The purpose of today’s meeting is not to resolve these differences and reach consensus.
I’d actually like to repeat that: The purpose of today’s meeting is not to resolve these differences and reach consensus.
That will not happen with so many people and so little time. I don’t even think we want it to happen, because a robust effort to engage our young people in civic life must be diverse, heterogeneous, contested, and even competitive among different approaches and ideals.
We do hope that by bringing together a reasonably diverse range of perspectives and approaches we can help everyone understand that diversity. Each person here today should learn more about the points of agreement and disagreement and reflect on where you stand as individuals and organizations.
We are also hoping that you will leave today having seen new opportunities for your own involvement—opportunities to support the forms and venues and purposes that resonate most with you. We are hoping to display the powerful and exciting diversity of civic education.
Along the way, we also plan to explore three serious, difficult, challenging topics that confront everyone in the field. Each challenge will get a session to itself, but the day may do more to define and clarify the problems than to resolve them.
The first challenge is inequality. Our educational and political systems are profoundly unequal. They offer unequal opportunities to learn and to participate. How can we provide more equal civic education under those circumstances?
By the way, civics is not only a victim of deep social inequality but potentially part of the solution. We may be able to give youth the tools they need to run the country more equitably when they take it over, which they will in the 21st century. We also know that certain well-designed civic engagement programs help the individual kids who participate in them to flourish in our current society—to do better in school and life.
So inequality is the first topic. The second is polarization.
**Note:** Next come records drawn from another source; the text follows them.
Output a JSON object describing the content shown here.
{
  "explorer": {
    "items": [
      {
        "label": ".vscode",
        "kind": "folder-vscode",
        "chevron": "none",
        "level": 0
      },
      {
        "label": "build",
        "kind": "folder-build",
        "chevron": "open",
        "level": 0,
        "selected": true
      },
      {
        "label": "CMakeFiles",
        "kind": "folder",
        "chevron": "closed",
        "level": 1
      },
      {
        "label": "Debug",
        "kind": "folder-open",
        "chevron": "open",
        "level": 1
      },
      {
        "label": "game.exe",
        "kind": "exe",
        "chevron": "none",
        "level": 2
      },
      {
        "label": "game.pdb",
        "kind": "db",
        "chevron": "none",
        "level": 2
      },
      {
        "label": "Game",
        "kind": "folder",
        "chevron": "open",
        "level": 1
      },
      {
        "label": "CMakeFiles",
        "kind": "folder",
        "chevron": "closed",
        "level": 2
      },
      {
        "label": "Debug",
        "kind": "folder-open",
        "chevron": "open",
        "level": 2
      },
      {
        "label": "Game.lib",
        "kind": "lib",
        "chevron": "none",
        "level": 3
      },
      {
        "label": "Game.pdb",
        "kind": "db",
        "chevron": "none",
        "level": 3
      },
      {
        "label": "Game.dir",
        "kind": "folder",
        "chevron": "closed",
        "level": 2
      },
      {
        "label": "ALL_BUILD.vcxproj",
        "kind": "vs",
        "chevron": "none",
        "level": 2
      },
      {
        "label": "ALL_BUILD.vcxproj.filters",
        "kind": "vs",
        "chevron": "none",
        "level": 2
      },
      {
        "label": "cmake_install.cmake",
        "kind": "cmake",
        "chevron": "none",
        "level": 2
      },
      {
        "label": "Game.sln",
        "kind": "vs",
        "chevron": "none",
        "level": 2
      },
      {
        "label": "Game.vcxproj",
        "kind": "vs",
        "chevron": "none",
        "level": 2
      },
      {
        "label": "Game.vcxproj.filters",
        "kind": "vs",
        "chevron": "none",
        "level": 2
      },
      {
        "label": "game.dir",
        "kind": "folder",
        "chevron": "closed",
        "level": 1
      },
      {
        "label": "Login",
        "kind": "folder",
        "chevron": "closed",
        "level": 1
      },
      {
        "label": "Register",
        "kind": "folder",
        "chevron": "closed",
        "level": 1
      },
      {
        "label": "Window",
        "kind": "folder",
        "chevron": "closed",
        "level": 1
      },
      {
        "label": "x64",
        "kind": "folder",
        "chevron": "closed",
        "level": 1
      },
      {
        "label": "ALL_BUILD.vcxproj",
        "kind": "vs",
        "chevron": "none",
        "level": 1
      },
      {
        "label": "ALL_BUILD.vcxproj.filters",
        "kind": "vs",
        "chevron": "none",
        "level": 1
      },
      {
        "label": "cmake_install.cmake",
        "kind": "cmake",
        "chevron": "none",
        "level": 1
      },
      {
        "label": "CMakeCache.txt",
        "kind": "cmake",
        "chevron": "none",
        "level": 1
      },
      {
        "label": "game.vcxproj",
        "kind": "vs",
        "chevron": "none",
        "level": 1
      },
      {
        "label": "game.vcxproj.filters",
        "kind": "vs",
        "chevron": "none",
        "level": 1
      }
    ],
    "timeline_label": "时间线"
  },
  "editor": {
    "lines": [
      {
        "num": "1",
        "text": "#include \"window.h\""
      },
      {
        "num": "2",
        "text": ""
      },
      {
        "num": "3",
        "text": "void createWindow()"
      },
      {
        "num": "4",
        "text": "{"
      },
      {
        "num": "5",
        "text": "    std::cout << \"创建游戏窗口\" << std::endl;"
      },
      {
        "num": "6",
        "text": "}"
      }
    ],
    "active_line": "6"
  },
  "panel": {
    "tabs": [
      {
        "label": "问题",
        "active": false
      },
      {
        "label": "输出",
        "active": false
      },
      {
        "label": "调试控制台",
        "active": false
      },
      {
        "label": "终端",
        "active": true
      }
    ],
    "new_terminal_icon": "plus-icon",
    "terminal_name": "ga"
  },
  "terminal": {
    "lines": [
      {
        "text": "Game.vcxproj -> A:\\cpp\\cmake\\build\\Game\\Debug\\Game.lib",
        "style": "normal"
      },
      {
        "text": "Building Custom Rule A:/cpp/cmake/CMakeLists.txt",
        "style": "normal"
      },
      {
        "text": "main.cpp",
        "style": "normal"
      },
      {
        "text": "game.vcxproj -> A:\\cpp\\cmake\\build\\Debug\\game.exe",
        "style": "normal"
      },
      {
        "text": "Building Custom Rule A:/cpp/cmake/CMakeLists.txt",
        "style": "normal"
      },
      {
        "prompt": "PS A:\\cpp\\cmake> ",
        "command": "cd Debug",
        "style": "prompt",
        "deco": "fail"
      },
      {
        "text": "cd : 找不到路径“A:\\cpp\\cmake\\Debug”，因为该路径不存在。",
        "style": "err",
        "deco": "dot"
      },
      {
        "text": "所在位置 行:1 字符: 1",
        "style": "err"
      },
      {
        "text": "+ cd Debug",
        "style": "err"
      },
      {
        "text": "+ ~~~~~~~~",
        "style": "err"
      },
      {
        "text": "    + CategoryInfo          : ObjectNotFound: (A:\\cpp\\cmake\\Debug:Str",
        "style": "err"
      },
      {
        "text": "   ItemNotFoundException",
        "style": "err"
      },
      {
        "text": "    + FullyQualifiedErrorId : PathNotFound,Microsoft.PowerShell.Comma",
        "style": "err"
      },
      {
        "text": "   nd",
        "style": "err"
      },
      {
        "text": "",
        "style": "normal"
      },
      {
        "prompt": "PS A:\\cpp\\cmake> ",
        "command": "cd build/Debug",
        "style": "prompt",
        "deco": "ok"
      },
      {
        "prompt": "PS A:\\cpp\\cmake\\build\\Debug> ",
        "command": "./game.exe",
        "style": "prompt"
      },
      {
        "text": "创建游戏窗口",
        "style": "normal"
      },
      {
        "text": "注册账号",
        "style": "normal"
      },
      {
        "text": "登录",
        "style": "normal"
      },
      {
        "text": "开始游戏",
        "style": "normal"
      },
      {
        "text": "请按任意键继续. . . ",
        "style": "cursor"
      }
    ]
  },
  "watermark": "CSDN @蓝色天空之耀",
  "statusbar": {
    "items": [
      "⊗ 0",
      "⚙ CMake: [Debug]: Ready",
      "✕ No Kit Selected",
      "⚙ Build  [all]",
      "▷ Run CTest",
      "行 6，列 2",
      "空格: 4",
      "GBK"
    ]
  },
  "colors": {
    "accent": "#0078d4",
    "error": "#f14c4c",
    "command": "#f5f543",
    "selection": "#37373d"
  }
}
The US political system is deeply polarized ideologically, and the American people are, too. That context makes civic education more difficult, because every classroom discussion, textbook adoption, or comment by a teacher is a potential flashpoint. Even the word “democracy” (as the name for what we are trying to teach) is now politically divisive in a way that was not true in the 1980s.
At the same time, civic education may contribute to addressing the challenges of polarization, if we can help young people learn to handle disagreement better than we older people do.
The final problem is scale. It is clear that many smallish programs work. They are great for the students who participate. It is also clear that our best classroom civics teachers have huge benefits for their own students. But it is much less clear how we can dramatically increase the scope and scale of such opportunities so that we reach all of our kids.
Some of the most obvious tools for increasing scale, such as tests and mandatory courses, are problematic. Either we already have these policies in place and they don’t seem to work, or they are politically untenable, or we have reason to doubt their potential. Yet we cannot be satisfied with excellent civic education as a sporadic, largely voluntary affair. We must take it to scale, even if no single strategy for accomplishing that will work on its own.
In my opinion, if we could make progress on inequality, polarization, and scale, we would move a long way forward. That would not only be a victory for civic education but for American democracy. I do not expect that everyone gathered here today will come to agree on one strategy for addressing these three challenging topics. That is not only unrealistic; it might actually be a little bit creepy. We should count it as a success if we have invited people here today who favor a range of strategies and disagree in part.
I can’t wait for the conversation to begin.